THE TASK => Scan the records for the string "완료하였습니다"; copy each line where it occurs.

^^^^

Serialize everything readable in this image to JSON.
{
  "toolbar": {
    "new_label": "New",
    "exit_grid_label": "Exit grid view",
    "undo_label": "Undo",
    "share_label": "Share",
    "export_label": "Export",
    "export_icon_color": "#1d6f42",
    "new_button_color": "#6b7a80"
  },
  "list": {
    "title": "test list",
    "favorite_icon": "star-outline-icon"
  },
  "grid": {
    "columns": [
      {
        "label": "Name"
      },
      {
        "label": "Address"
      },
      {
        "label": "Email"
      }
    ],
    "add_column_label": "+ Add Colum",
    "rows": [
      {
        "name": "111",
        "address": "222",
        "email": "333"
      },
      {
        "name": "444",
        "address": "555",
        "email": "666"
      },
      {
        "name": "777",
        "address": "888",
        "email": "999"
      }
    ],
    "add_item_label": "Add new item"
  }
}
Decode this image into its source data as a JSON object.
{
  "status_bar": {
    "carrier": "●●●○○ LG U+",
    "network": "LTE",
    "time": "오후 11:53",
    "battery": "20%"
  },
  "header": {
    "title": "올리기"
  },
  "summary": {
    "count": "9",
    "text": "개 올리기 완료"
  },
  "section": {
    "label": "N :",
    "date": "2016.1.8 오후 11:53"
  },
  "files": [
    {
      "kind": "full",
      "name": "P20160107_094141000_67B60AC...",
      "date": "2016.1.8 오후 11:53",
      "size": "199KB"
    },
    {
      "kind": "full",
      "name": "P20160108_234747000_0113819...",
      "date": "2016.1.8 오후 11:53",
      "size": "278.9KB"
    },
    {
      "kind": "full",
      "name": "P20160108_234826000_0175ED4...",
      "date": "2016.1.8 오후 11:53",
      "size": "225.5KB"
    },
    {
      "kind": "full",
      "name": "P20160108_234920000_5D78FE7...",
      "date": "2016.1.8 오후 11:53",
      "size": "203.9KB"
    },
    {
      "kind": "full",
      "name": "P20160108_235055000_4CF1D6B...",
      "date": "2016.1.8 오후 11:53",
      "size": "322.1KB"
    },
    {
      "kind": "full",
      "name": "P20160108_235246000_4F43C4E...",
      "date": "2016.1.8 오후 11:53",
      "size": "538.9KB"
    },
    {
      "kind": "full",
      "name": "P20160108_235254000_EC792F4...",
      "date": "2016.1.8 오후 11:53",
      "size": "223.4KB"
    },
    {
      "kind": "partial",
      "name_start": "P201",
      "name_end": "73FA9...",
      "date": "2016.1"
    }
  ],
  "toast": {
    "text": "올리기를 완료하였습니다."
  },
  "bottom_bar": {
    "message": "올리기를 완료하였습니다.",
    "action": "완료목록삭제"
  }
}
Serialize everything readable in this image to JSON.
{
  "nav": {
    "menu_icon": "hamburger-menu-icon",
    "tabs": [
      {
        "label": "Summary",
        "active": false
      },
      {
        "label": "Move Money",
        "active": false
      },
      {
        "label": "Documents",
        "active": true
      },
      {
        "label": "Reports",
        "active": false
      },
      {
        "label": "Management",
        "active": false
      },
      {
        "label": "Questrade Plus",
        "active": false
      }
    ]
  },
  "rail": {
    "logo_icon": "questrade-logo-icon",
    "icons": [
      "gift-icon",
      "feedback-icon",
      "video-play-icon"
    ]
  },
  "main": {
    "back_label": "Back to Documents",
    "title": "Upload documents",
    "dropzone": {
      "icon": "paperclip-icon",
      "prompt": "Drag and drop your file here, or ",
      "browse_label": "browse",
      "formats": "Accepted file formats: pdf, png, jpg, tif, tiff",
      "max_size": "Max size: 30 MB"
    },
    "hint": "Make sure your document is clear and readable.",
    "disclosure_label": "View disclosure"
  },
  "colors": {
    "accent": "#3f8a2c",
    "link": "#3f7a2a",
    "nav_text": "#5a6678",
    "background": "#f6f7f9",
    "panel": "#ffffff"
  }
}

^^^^

PROBLEM SOLUTION =>
    "text": "올리기를 완료하였습니다."
    "message": "올리기를 완료하였습니다.",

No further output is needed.